Last year, I wrote about the federal (US) Health eDecisions (HeD) initiative, which resulted in various standards for clinical decision support (CDS), including an XML schema for representing a “knowledge artifact” and a Virtual Medical Record (VMR) for representing patient data. In HeD, knowledge artifacts can be event-condition-action rules, order sets, or documentation templates. Since that time, a new federal initiative has been underway called the Clinical Quality Framework (CQF). This initiative seeks to harmonize standards for CDS and clinical quality measurement (CQM). With respect to patient data models, the CDS domain has the VMR, but the quality domain has something called the Quality Data Model (QDM). One of the goals of CQF is to harmonize VMR and QDM into a single model called Quality Improvement and Clinical Knowledge (QUICK). Read further >
Three years ago on this blog, I commented on the importance of design in alerting systems, citing a study that indicated that the most important factor in alert acceptance was the quality of the display of the alert. This factor had an odds ration of 4.75, far outweighing the level of the alert (high, moderate or low risk), which had an odds ratio of 1.74. Read further >
In the United States, the Patient-Centered Outcomes Research Institute (PCORI) was created by Congress as part of the Affordable Care Act (2010) to fund comparative effectiveness research. This type of research compares different treatments to determine which treatments work best for which patients. To conduct such research on a national scale, there needs to be a way to combine the data from hospitals, clinics and patients around the country. To facilitate this type of data aggregation, PCORI recently launched a clinical research network called PCORnet. This network is described in the current issue of JAMIA by the authors Fleurence, Curtis, Califf, Platt, Selby and Brown. Read further >
A couple of years ago on this blog, I talked about the new frontier of personalized medicine based on each patient’s genomic data. We are getting closer and closer to making this vision a reality. We recently announced some exciting enhancements to our pharmacogenomics content, both in our Lexicomp Online reference database, as well as in our Medi-Span clinical decision support content and software. With these enhancements, clinicians can be alerted when ordering a drug that may be affected by a patient’s genetic variation. Read further >
Machine learning is a hot topic in today’s Big Data world. Computers in many different industries are being asked to analyze the vast amounts of data being collected by our modern technological infrastructure. One of the common problems given to these computers is to see if they can learn how to make a binary prediction from a set of input data. For example, given the details of a person’s credit history, would a bank consider them to be a good credit risk? Another example: given the words in an email message, should the email be sent automatically to the spam folder? In healthcare, an example I mentioned on this blog last year had to do with predicting whether a medication safety alert is relevant given a set of patient contextual variables. Read further >

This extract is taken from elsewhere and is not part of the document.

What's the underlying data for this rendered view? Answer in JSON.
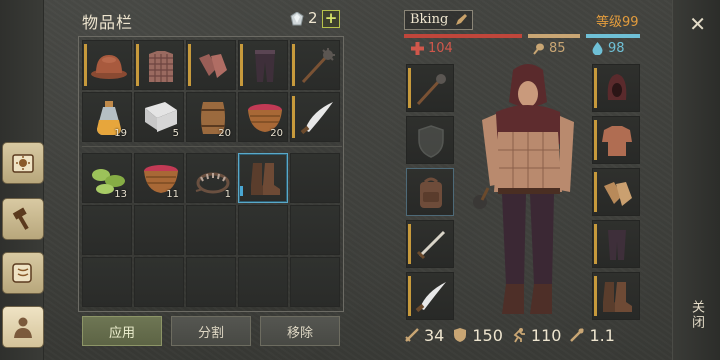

Drug-drug interactions can lead to adverse drug reactions, which have high costs and may cause significant morbidity and mortality. Detecting drug-drug interactions as early as possible during a patient’s course of treatment may help to prevent some adverse drug reactions from taking place. It’s also important to be able to identify new drug-drug interactions that may result from the use of new drugs on the market. Although electronic health records (EHRs) use structured data in certain places, a large amount of the data in EHRs remains in a free text format. Read further >